Have you ever had to explain what you do to someone much older than you and found yourself explaining it in better ways than you ever had before? Interested in hearing about it in the comments, if you are inclined.

Bookcrossing and shopdropping: real world social media

BookshelfOver the holidays I picked up on an NY Times article that talks about the practice of “shopdropping,” which seems to always spike during the holidays. Shopdropping is when people bring something into a retail establishment and add it to the inventory, intending to pass it off as a legitimate product. Motives range from the self-promotional (a musician or author adding their stuff to a shelf in a record or book store) to the political (activists leaving toys or shirts promoting their philosophy).

Today I found an item on bookcrossing, which is another “stuff left behind” practice where people leave a book they have read in a random location and then promote the location of the recently “released” book on various bookcrossing websites (the most popular of which is bookcrossing.com). When people see a released book near them they race out to “catch” it. It’s lending library meets scavenger hunt.

What struck me about both of these trends is the cultural change that underpins them – a change that seems at the very least reflected in the way the web is developing. On the web people used to be just be surfing the wave, now they are the wave – making real contributions to what the internet is through social media. And whether the web caused it or is just part of it, I think people are looking around at their lives in the physical world and starting to think about a store shelf, a retail space, or a book in a different way. The question is no longer what can I find here for me? It’s what can I add to this?

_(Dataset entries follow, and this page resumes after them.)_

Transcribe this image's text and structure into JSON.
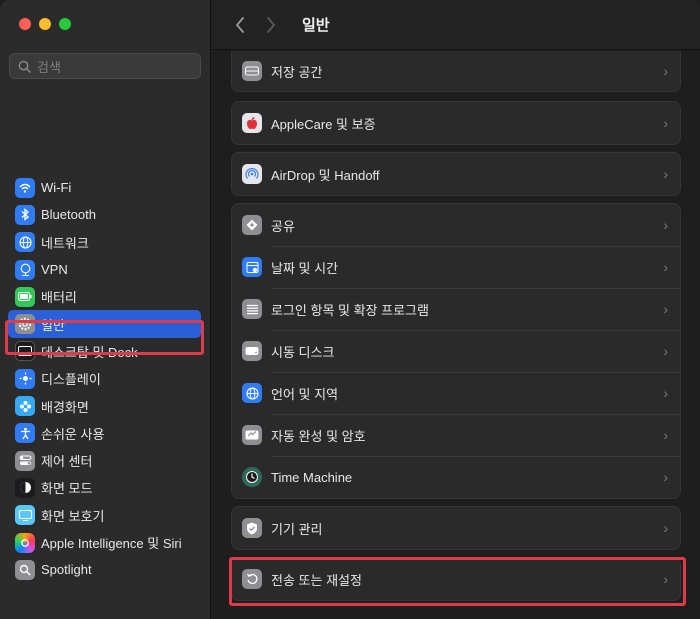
{
  "window": {
    "title": "일반"
  },
  "sidebar": {
    "search_placeholder": "검색",
    "items": [
      {
        "label": "Wi-Fi",
        "icon": "wifi-icon",
        "color": "#2f7cf6"
      },
      {
        "label": "Bluetooth",
        "icon": "bluetooth-icon",
        "color": "#2f7cf6"
      },
      {
        "label": "네트워크",
        "icon": "globe-icon",
        "color": "#2f7cf6"
      },
      {
        "label": "VPN",
        "icon": "vpn-globe-icon",
        "color": "#2f7cf6"
      },
      {
        "label": "배터리",
        "icon": "battery-icon",
        "color": "#34c759"
      },
      {
        "label": "일반",
        "icon": "gear-icon",
        "color": "#8e8e93",
        "selected": true
      },
      {
        "label": "데스크탑 및 Dock",
        "icon": "dock-icon",
        "color": "#1c1c1e"
      },
      {
        "label": "디스플레이",
        "icon": "display-icon",
        "color": "#2f7cf6"
      },
      {
        "label": "배경화면",
        "icon": "wallpaper-icon",
        "color": "#35aaf2"
      },
      {
        "label": "손쉬운 사용",
        "icon": "accessibility-icon",
        "color": "#2f7cf6"
      },
      {
        "label": "제어 센터",
        "icon": "control-center-icon",
        "color": "#8e8e93"
      },
      {
        "label": "화면 모드",
        "icon": "appearance-icon",
        "color": "#1c1c1e"
      },
      {
        "label": "화면 보호기",
        "icon": "screensaver-icon",
        "color": "#5ac8fa"
      },
      {
        "label": "Apple Intelligence 및 Siri",
        "icon": "siri-icon",
        "color": "#c04bd9"
      },
      {
        "label": "Spotlight",
        "icon": "magnifier-icon",
        "color": "#8e8e93"
      }
    ]
  },
  "toolbar": {
    "back": "‹",
    "forward": "›",
    "title": "일반"
  },
  "content": {
    "group1": [
      {
        "label": "저장 공간",
        "icon": "storage-icon",
        "color": "#8e8e93"
      }
    ],
    "group2": [
      {
        "label": "AppleCare 및 보증",
        "icon": "apple-logo-icon",
        "color": "#e5e5ea"
      }
    ],
    "group3": [
      {
        "label": "AirDrop 및 Handoff",
        "icon": "airdrop-icon",
        "color": "#e5e5ea"
      }
    ],
    "group4": [
      {
        "label": "공유",
        "icon": "sharing-icon",
        "color": "#8e8e93"
      },
      {
        "label": "날짜 및 시간",
        "icon": "calendar-clock-icon",
        "color": "#2f7cf6"
      },
      {
        "label": "로그인 항목 및 확장 프로그램",
        "icon": "list-icon",
        "color": "#8e8e93"
      },
      {
        "label": "시동 디스크",
        "icon": "disk-icon",
        "color": "#8e8e93"
      },
      {
        "label": "언어 및 지역",
        "icon": "globe-icon",
        "color": "#2f7cf6"
      },
      {
        "label": "자동 완성 및 암호",
        "icon": "keyboard-icon",
        "color": "#8e8e93"
      },
      {
        "label": "Time Machine",
        "icon": "time-machine-icon",
        "color": "#2e6a5a"
      }
    ],
    "group5": [
      {
        "label": "기기 관리",
        "icon": "device-management-icon",
        "color": "#8e8e93"
      }
    ],
    "group6": [
      {
        "label": "전송 또는 재설정",
        "icon": "reset-icon",
        "color": "#8e8e93"
      }
    ]
  }
}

I think there are business opportunities here. Retail businesses that increasingly focus themselves on a consumer’s desire to not just be a consumer, but also to be a contributor, could find themselves with many more, and more loyal, customers.